In 1990 Festival Records bought a fifty percent stake in Flying Nun, and then in 2000 merged with Mushroom Records, bringing Flying Nun into the Festival-Mushroom Records family of companies. Flying Nun was acquired as part of the purchase of FMR (Festival Mushroom Records) by Warner Music Group in 2006.[1] A consortium that included Shepherd bought back the label from Warner on 21 December 2009, for "more than what I sold it for".[1] New Zealand musician, Neil Finn, his wife Sharon, and another business partner, together own a quarter-share in the repatriated record label.[2]

In 2013, American label Captured Tracks announced plans for selected reissues of Flying Nun's back-catalogue.[3]

In the 2018 Queen's Birthday Honours, Shepherd was appointed an Officer of the New Zealand Order of Merit (ONZM) for services to the music industry.[4]

Roster, early 1980s to mid-1990s[edit]

Roster from the mid-1990s[edit]

Since the mid-1990s many of the original stable of artists have split up or moved to other labels, including Xpressway Records (Port Chalmers, New Zealand), Arch Hill Recordings (Auckland), Powertool Records (Auckland), South Indies, Paris or Matador Records (United States). A similarly eclectic new generation of bands is signed to Flying Nun, including:


Flying Nun also released compilations of a cross-section of its artists.
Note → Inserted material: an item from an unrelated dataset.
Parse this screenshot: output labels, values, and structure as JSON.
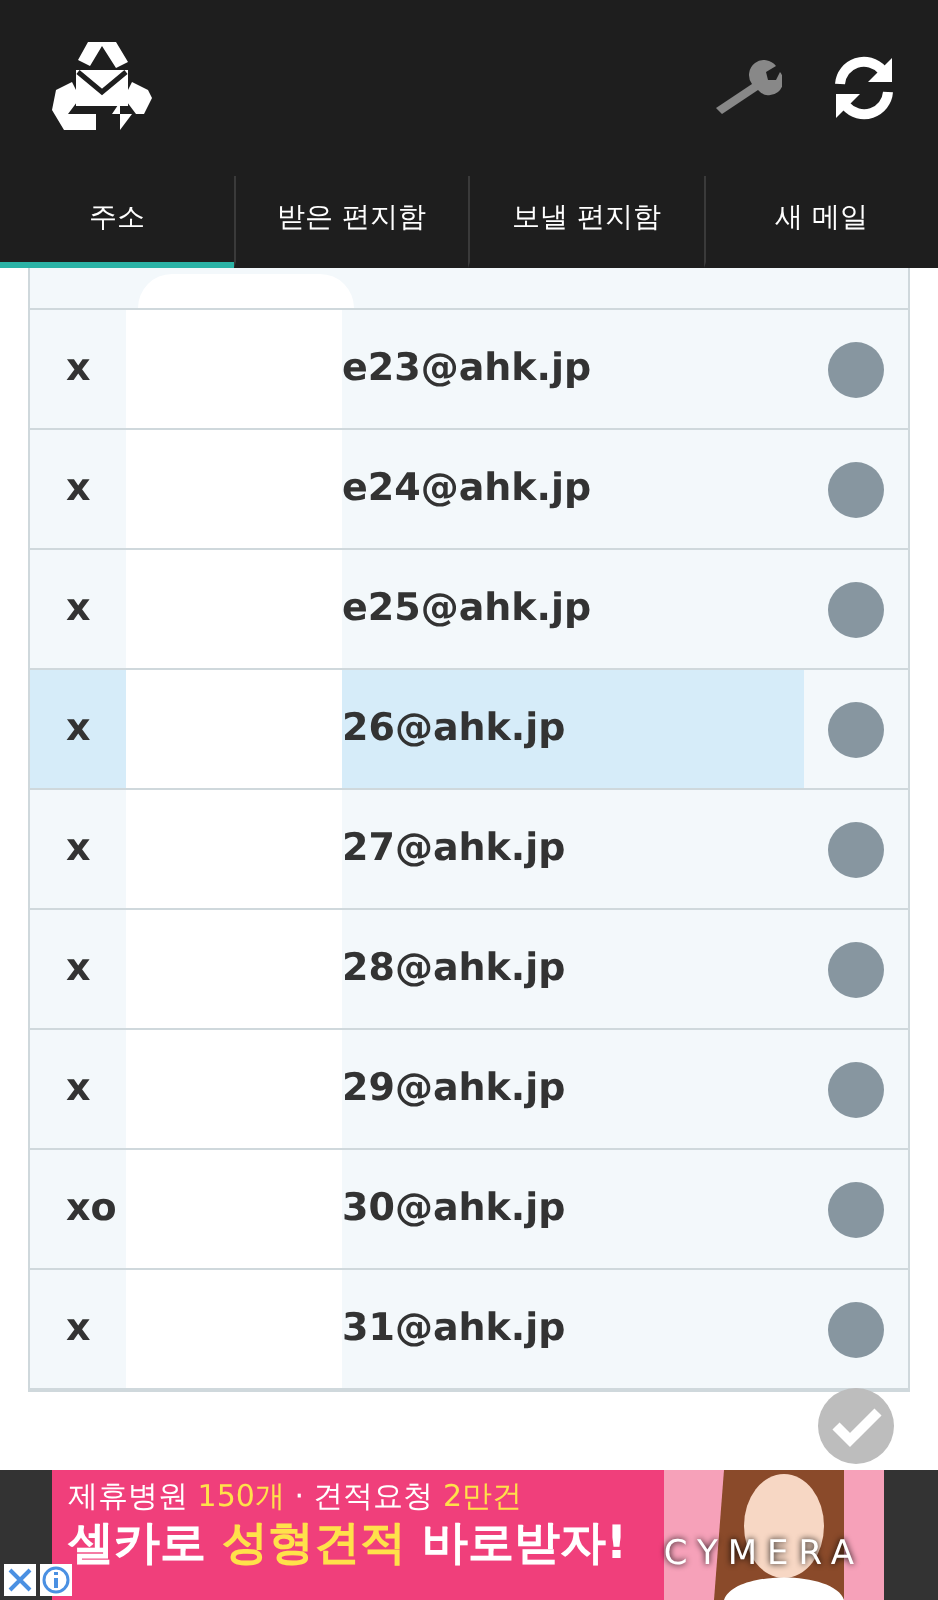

These are now the only easy-to-find documents of certain featured artists.

Further reading[edit]

  • Bannister, M. (1999). Positively George Street. Auckland: Reed Books. ISBN 0-7900-0704-5

See also[edit]


  1. ^ a b McNeilly, Hamish (23 December 2009). "Founder re-acquires Flying Nun after ten years". Otago Daily Times. Retrieved 23 December 2009.
  2. ^ Hume, Tim (21 February 2010). "Finn helps finance rebirth of Flying Nunn cult record label". Sunday Star Times. Retrieved 21 February 2010.
  3. ^ "Flying Nun to partner with Captured Tracks". 2013. Archived from the original on 7 November 2013. Retrieved 3 September 2013.
  4. ^ McDonald, Liz (4 June 2018). "Anti-establishment Flying Nun founder just wanted to get music on the record". The Press. Retrieved 4 June 2018.
  5. ^ "Various – Roger Sings the Hits". Discogs.

External links[edit]